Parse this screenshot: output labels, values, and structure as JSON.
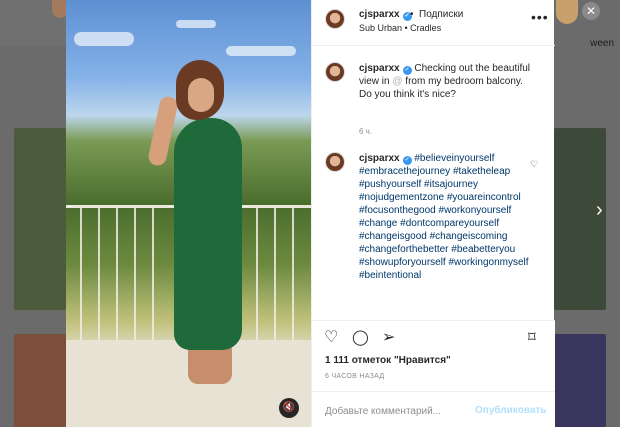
{
  "background": {
    "side_text": "ween"
  },
  "post": {
    "username": "cjsparxx",
    "follow_separator": "•",
    "follow_label": "Подписки",
    "audio": "Sub Urban • Cradles",
    "more_icon": "ellipsis-icon",
    "caption": {
      "username": "cjsparxx",
      "text": "Checking out the beautiful view in",
      "text_obscured": "@",
      "text_after": "from my bedroom balcony. Do you think it's nice?",
      "time": "6 ч."
    },
    "comment": {
      "username": "cjsparxx",
      "hashtags": "#believeinyourself #embracethejourney #taketheleap #pushyourself #itsajourney #nojudgementzone #youareincontrol #focusonthegood #workonyourself #change #dontcompareyourself #changeisgood #changeiscoming #changeforthebetter #beabetteryou #showupforyourself #workingonmyself #beintentional"
    },
    "likes": "1 111 отметок \"Нравится\"",
    "date": "6 ЧАСОВ НАЗАД",
    "add_comment_placeholder": "Добавьте комментарий...",
    "publish_label": "Опубликовать"
  },
  "icons": {
    "close": "✕",
    "next": "›",
    "mute": "🔇",
    "heart": "♡",
    "comment": "◯",
    "share": "➢",
    "bookmark": "⌑"
  }
}
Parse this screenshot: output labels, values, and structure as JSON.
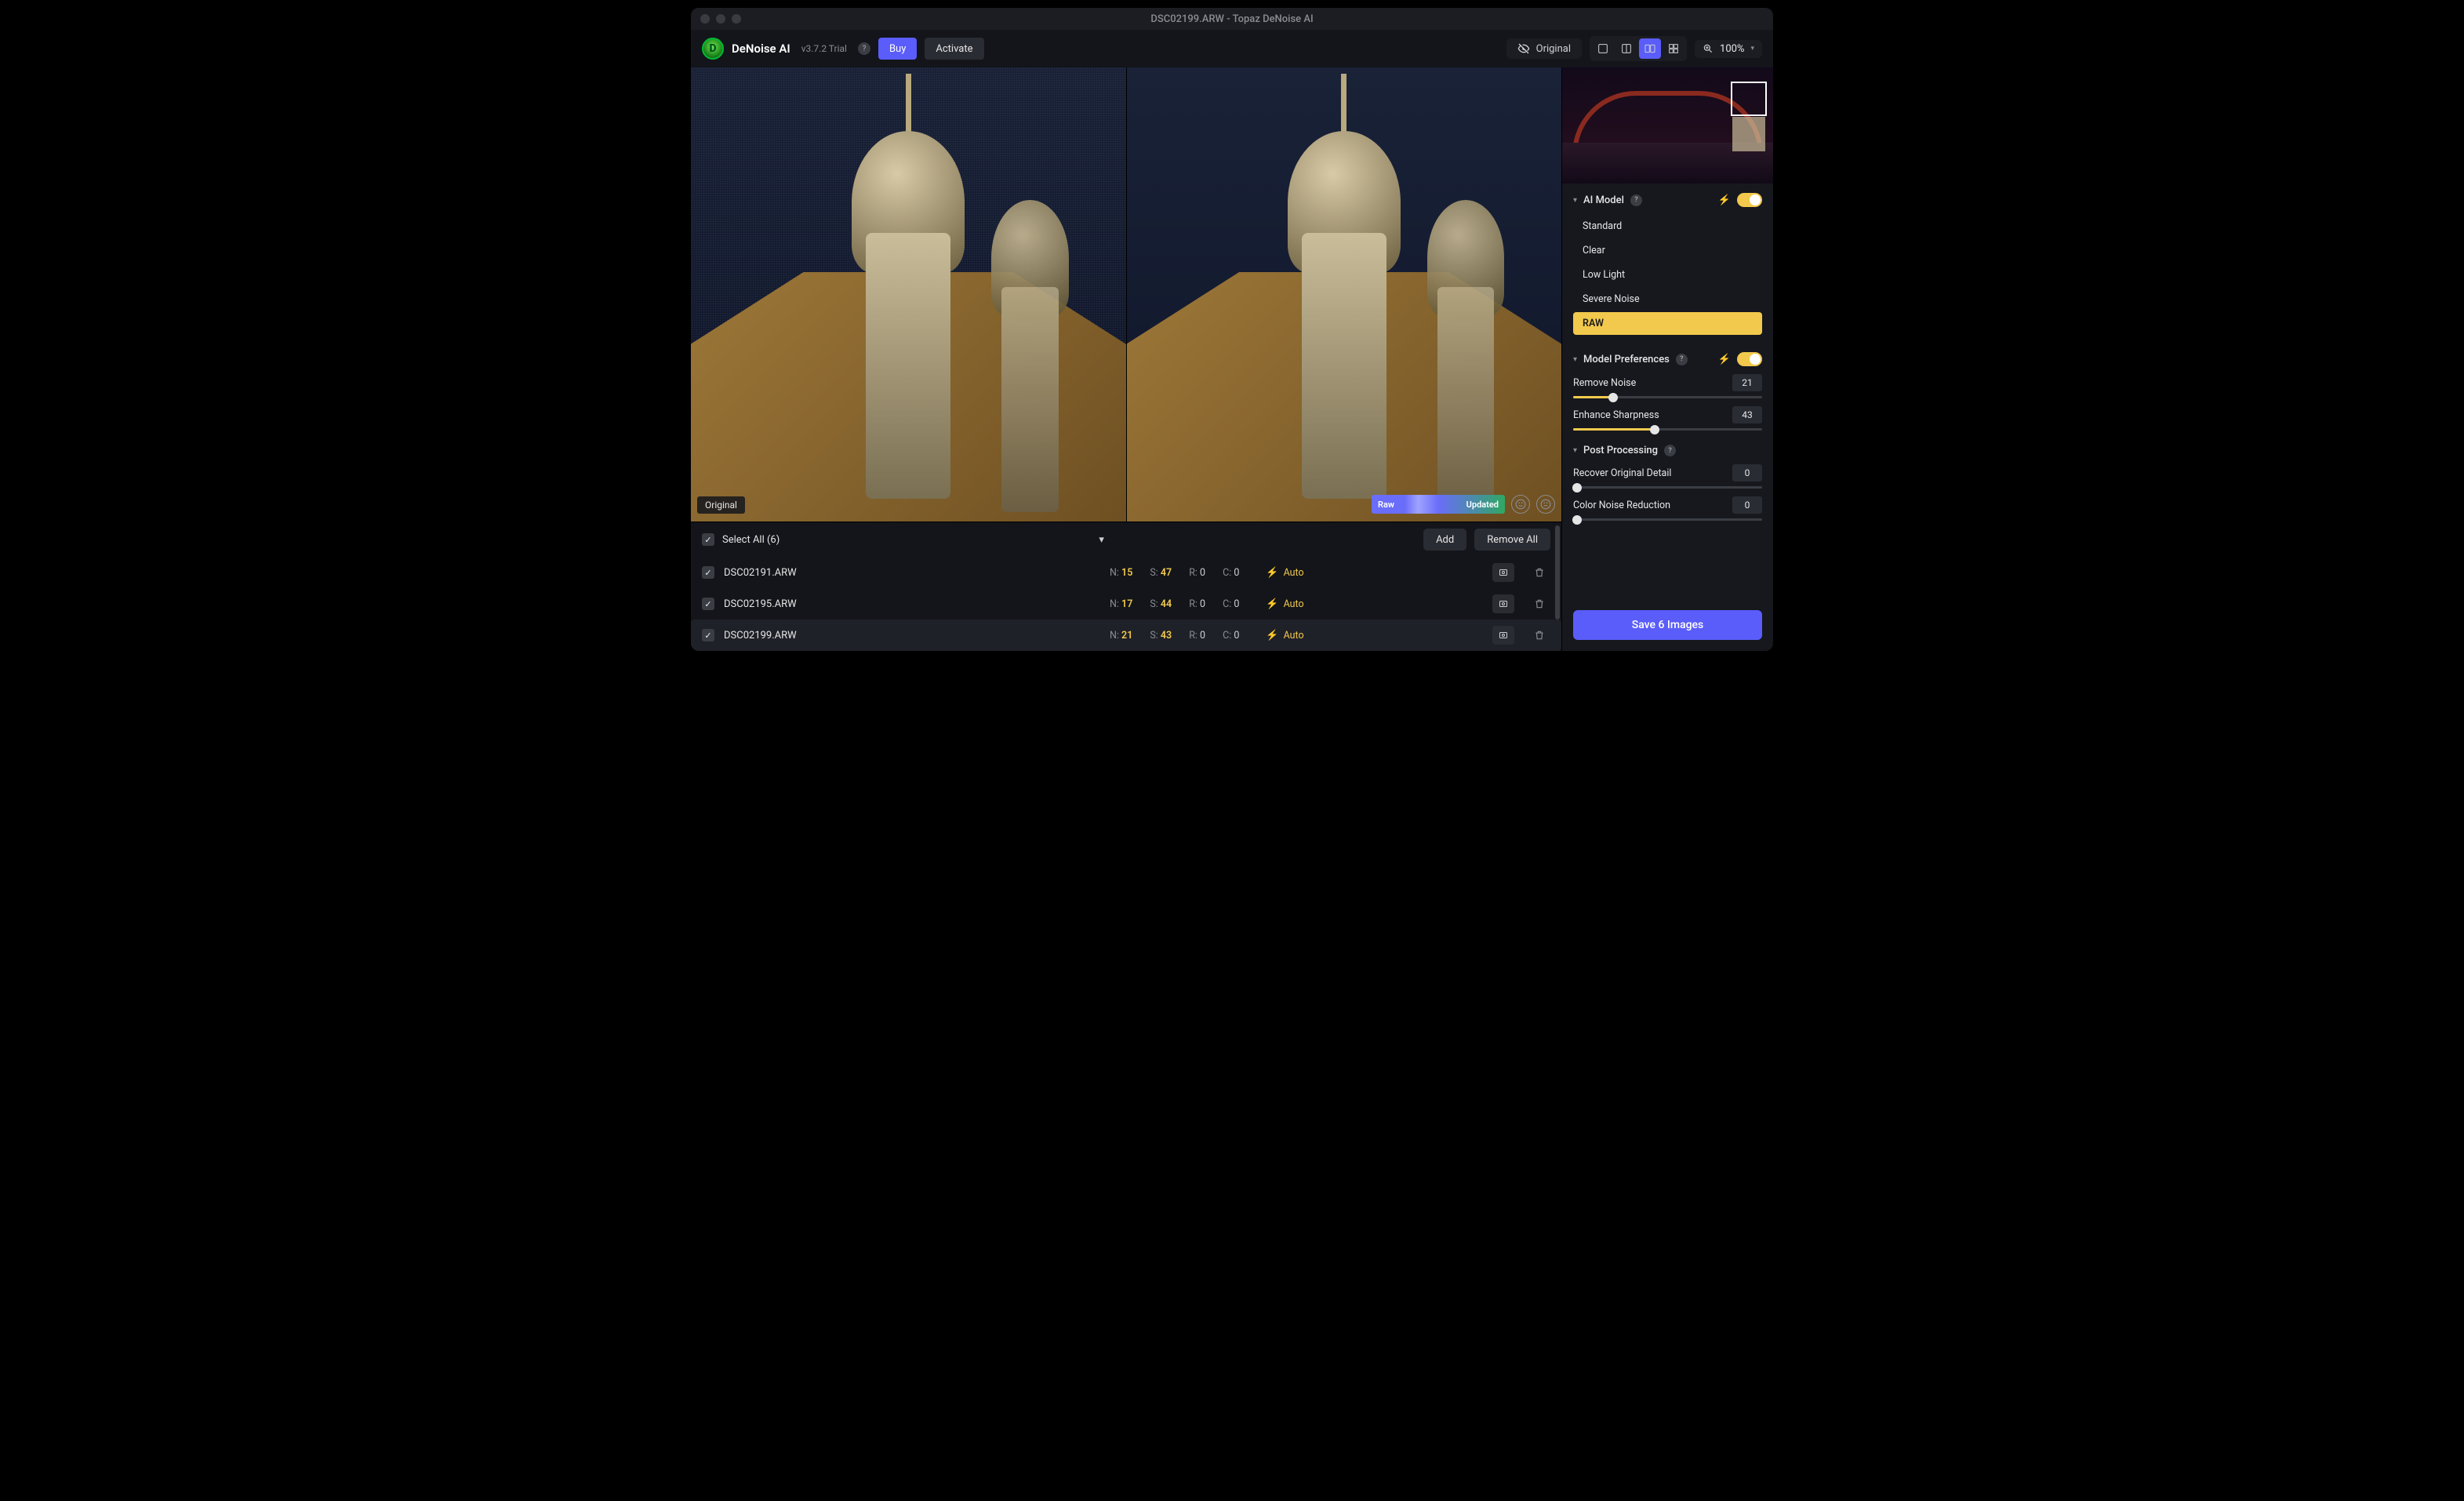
{
  "titlebar": {
    "title": "DSC02199.ARW - Topaz DeNoise AI"
  },
  "toolbar": {
    "app_name": "DeNoise AI",
    "version": "v3.7.2 Trial",
    "buy": "Buy",
    "activate": "Activate",
    "original": "Original",
    "zoom": "100%"
  },
  "viewer": {
    "left_label": "Original",
    "bar_left": "Raw",
    "bar_right": "Updated"
  },
  "filearea": {
    "select_all": "Select All (6)",
    "add": "Add",
    "remove_all": "Remove All",
    "auto": "Auto",
    "rows": [
      {
        "name": "DSC02191.ARW",
        "n": "15",
        "s": "47",
        "r": "0",
        "c": "0",
        "selected": false
      },
      {
        "name": "DSC02195.ARW",
        "n": "17",
        "s": "44",
        "r": "0",
        "c": "0",
        "selected": false
      },
      {
        "name": "DSC02199.ARW",
        "n": "21",
        "s": "43",
        "r": "0",
        "c": "0",
        "selected": true
      }
    ],
    "labels": {
      "n": "N:",
      "s": "S:",
      "r": "R:",
      "c": "C:"
    }
  },
  "panel": {
    "ai_model": {
      "title": "AI Model",
      "options": [
        "Standard",
        "Clear",
        "Low Light",
        "Severe Noise",
        "RAW"
      ],
      "selected": "RAW"
    },
    "model_prefs": {
      "title": "Model Preferences",
      "remove_noise": {
        "label": "Remove Noise",
        "value": "21",
        "pct": 21
      },
      "enhance_sharp": {
        "label": "Enhance Sharpness",
        "value": "43",
        "pct": 43
      }
    },
    "post": {
      "title": "Post Processing",
      "recover": {
        "label": "Recover Original Detail",
        "value": "0",
        "pct": 0
      },
      "color_nr": {
        "label": "Color Noise Reduction",
        "value": "0",
        "pct": 0
      }
    },
    "save": "Save 6 Images"
  }
}
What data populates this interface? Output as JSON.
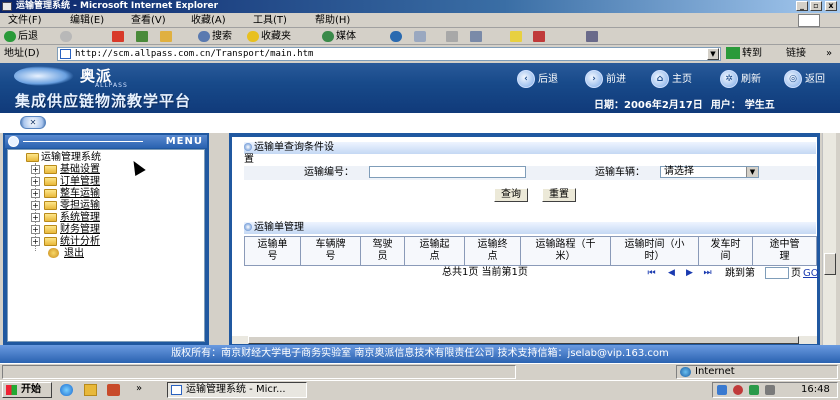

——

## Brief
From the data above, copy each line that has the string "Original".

## Written answer
    "original": "Original",
    "left_label": "Original",
        "label": "Recover Original Detail",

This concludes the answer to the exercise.